  • If you use several AWS profiles, assume temporary privileges for each. You can learn more about how to do this here.

Once you are set, you can start generating environment credentials with aws-vault. Suppose you have a primitive JavaScript-based app to test. You initiate a command for the vault to take dynamic credentials and add them to development environments for the app to run. With AWS SDK, the JavaScript app will get the credentials.


The process is the same if you want to deliver environmental credentials to a simple docker. Slightly edit a regular docker command, and you will receive environmental credentials.


Aws-vault also allows you to simulate the ESC credential server and ES2 Instance Profile. For example, if you use the tool to deliver the credentials to docker-compose, aws-vault will pretend to be a part of the server responsible for credential transfer. The results in the development environment show that aws-vault launched a local simulation with a specific token just as on ESC. There will be remote credentials, while access key and session tokens aren’t transferred.



If you want to simulate ES2 Instance Profile, the tool will run a local proxy. Here, you can’t avoid using root. As a result, you get EC2 metadata credentials.


You can learn more about all the explained examples here:

Benefits of aws-vault

Here are the main benefits of using aws-vault

  • Simple functionality. It takes only a couple of minutes to start using the tool. Basically, you need to create an account, and set IAM and roles, secret keys, and a password to begin.
  • Security. Dynamic passwords that expire within a short timeframe don’t pose security threats, even if they are stolen. A cybercriminal can’t steal them, lie low, and then steal your data or app all of a sudden. Besides, if your company uses AWS Single Sign-on (SSO), aws-vault can also use credentials defined by AWS SSO ClI v2.
  • Convenience. Thanks to AWS SDK, the whole credential chain is supported by default. You don’t need to add configurations, while the apps will refresh dynamic passwords if they expire during your session.
  • Local testing. Aws-vault allows you to test the app in the environment where it will be launched before release. You can spot bugs and fix them without deployment or providing access to admins or DevOps.

Another service that allows developing and testing apps offline is Local Stack. It comes free and paid and serves as a metal developer that builds an app with AWS locally. Local Stack can simulate a lot of AWS services without access to the cloud to provide a seamless coding experience. The tool has a decent open-source database to speed up the coding process and let you focus on business objectives.
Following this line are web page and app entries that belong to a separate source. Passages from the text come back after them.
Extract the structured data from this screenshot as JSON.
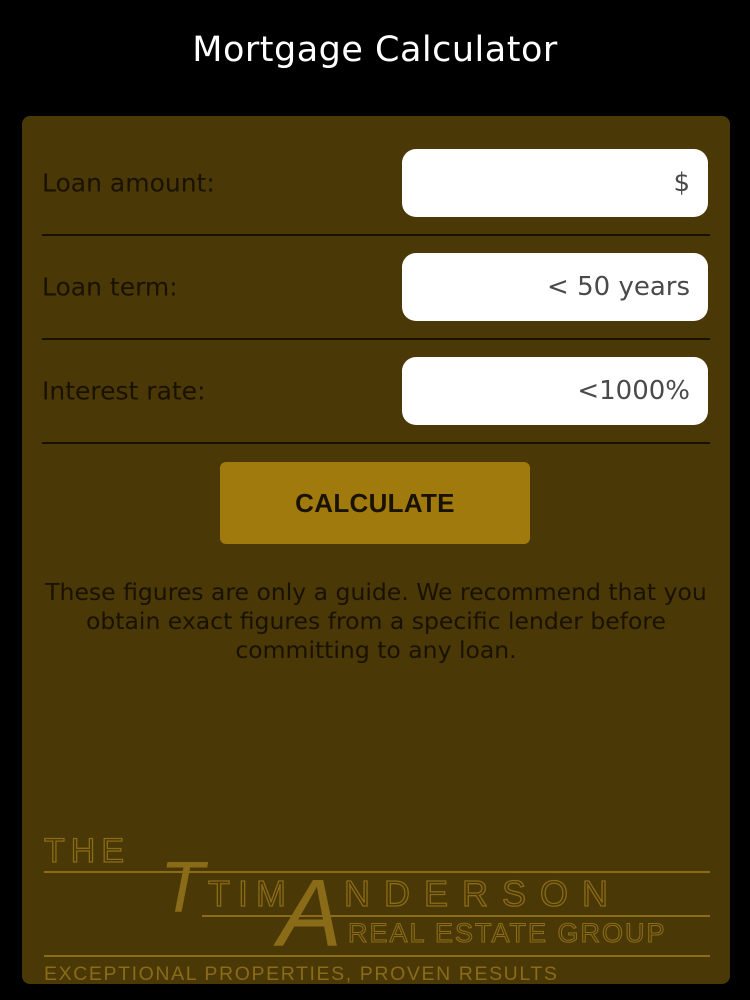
{
  "header": {
    "title": "Mortgage Calculator"
  },
  "form": {
    "loan_amount": {
      "label": "Loan amount:",
      "placeholder": "$",
      "value": ""
    },
    "loan_term": {
      "label": "Loan term:",
      "placeholder": "< 50 years",
      "value": ""
    },
    "interest_rate": {
      "label": "Interest rate:",
      "placeholder": "<1000%",
      "value": ""
    },
    "calculate_label": "CALCULATE"
  },
  "disclaimer": "These figures are only a guide. We recommend that you obtain exact figures from a specific lender before committing to any loan.",
  "logo": {
    "the": "THE",
    "tim": "TIM",
    "a": "A",
    "nderson": "NDERSON",
    "real_estate_group": "REAL ESTATE GROUP",
    "tagline": "EXCEPTIONAL PROPERTIES, PROVEN RESULTS"
  },
  "colors": {
    "background": "#000000",
    "panel": "#4a3806",
    "button": "#a07a0c",
    "logo_gold": "#8a6b17",
    "text_dark": "#1a1200",
    "title_text": "#ffffff"
  }
}
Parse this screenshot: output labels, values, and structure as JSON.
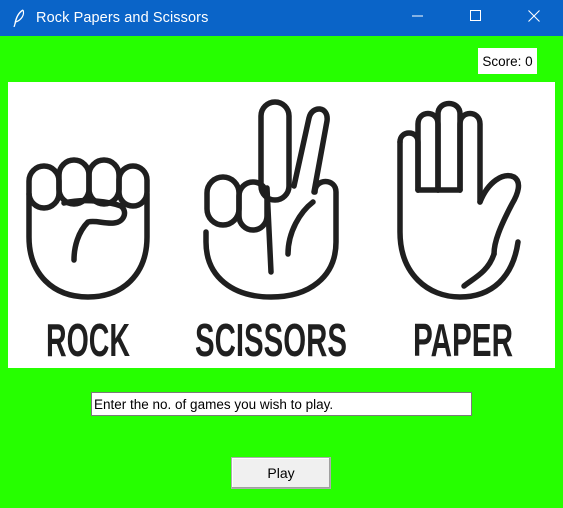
{
  "window": {
    "title": "Rock Papers and Scissors",
    "background_color": "#26ff00",
    "titlebar_color": "#0a64c8",
    "controls": [
      "minimize-icon",
      "maximize-icon",
      "close-icon"
    ]
  },
  "score": {
    "label": "Score: 0"
  },
  "banner": {
    "labels": [
      "ROCK",
      "SCISSORS",
      "PAPER"
    ],
    "icons": [
      "fist-hand-icon",
      "peace-hand-icon",
      "open-palm-hand-icon"
    ]
  },
  "games_input": {
    "value": "Enter the no. of games you wish to play."
  },
  "play_button": {
    "label": "Play"
  }
}
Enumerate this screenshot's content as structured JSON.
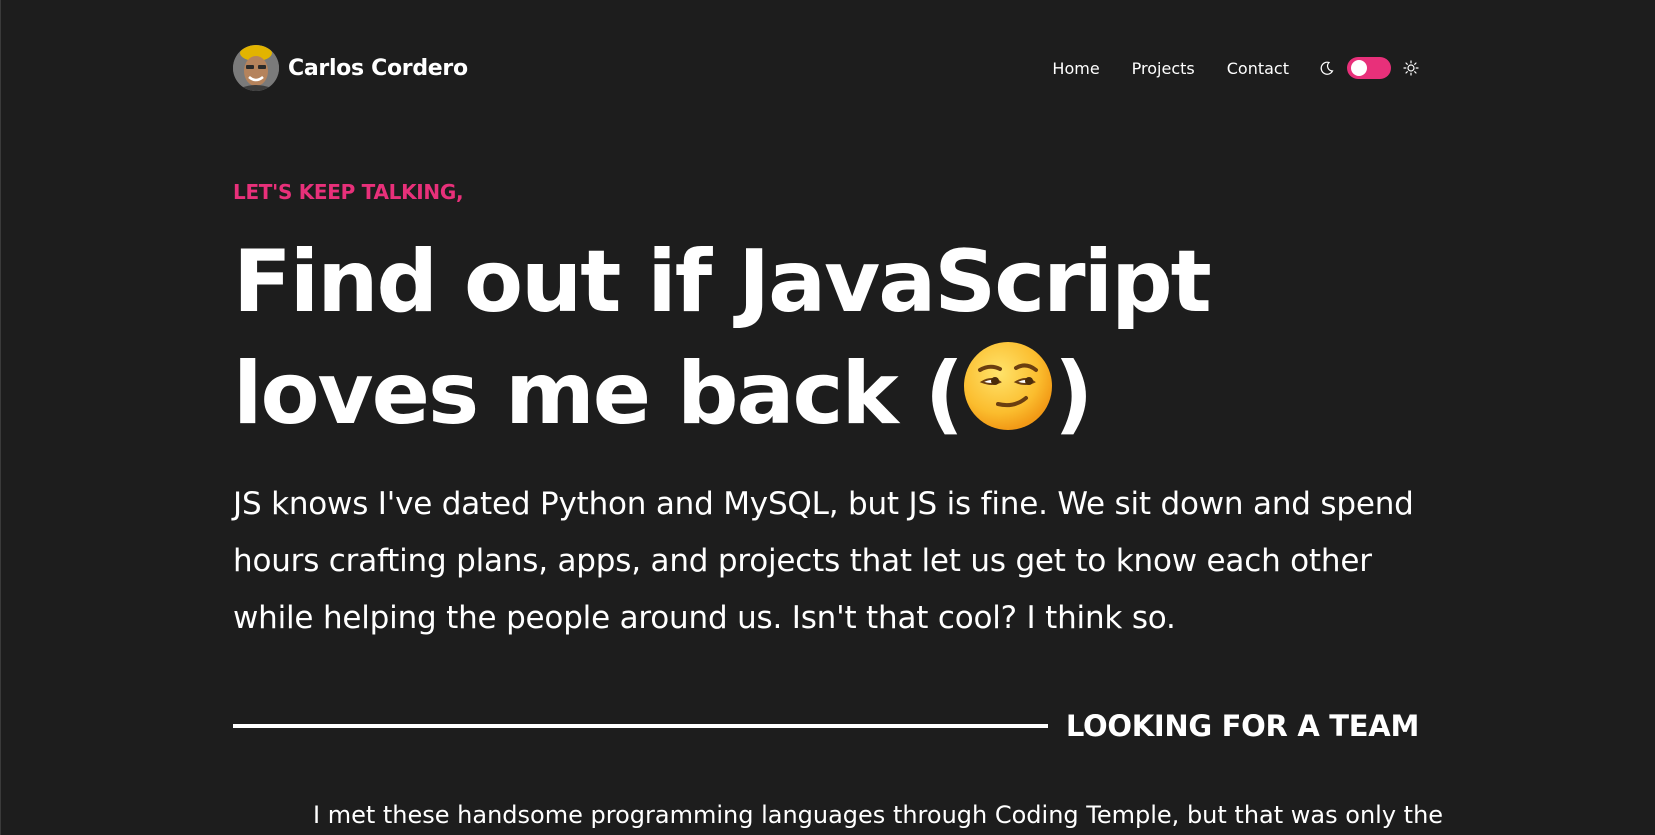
{
  "header": {
    "brand_name": "Carlos Cordero",
    "nav": [
      {
        "label": "Home"
      },
      {
        "label": "Projects"
      },
      {
        "label": "Contact"
      }
    ],
    "theme_toggle": {
      "left_icon": "moon-icon",
      "right_icon": "sun-icon",
      "state": "on"
    }
  },
  "hero": {
    "eyebrow": "LET'S KEEP TALKING,",
    "headline_line1": "Find out if JavaScript",
    "headline_line2": "loves me back",
    "headline_open_paren": "(",
    "headline_close_paren": ")",
    "headline_emoji": "smirking-face-emoji",
    "intro": "JS knows I've dated Python and MySQL, but JS is fine. We sit down and spend hours crafting plans, apps, and projects that let us get to know each other while helping the people around us. Isn't that cool? I think so."
  },
  "section": {
    "title": "LOOKING FOR A TEAM",
    "body": "I met these handsome programming languages through Coding Temple, but that was only the"
  },
  "colors": {
    "background": "#1d1d1d",
    "accent": "#e8307a",
    "text": "#ffffff"
  }
}
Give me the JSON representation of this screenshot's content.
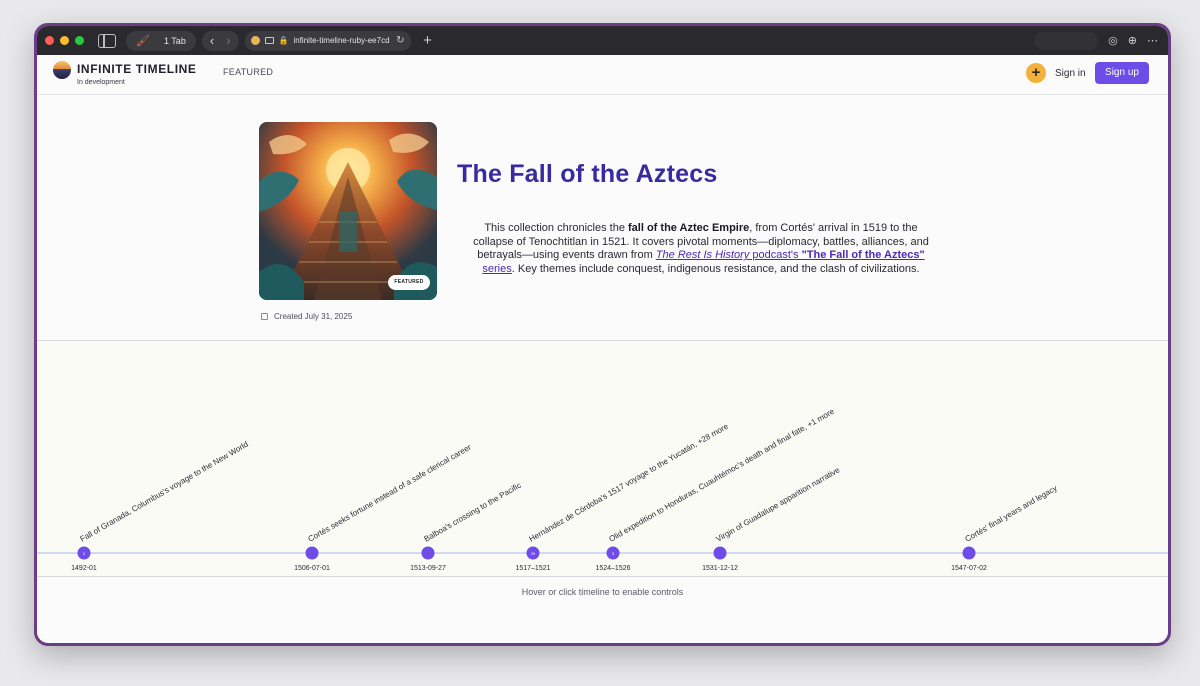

The same applies to aws-vault, which facilitates credential transfers, reduces sensitive data leakage risks, and allows you to devote more time to meaningful tasks rather than thinking about how to pass keys without hardcoding them.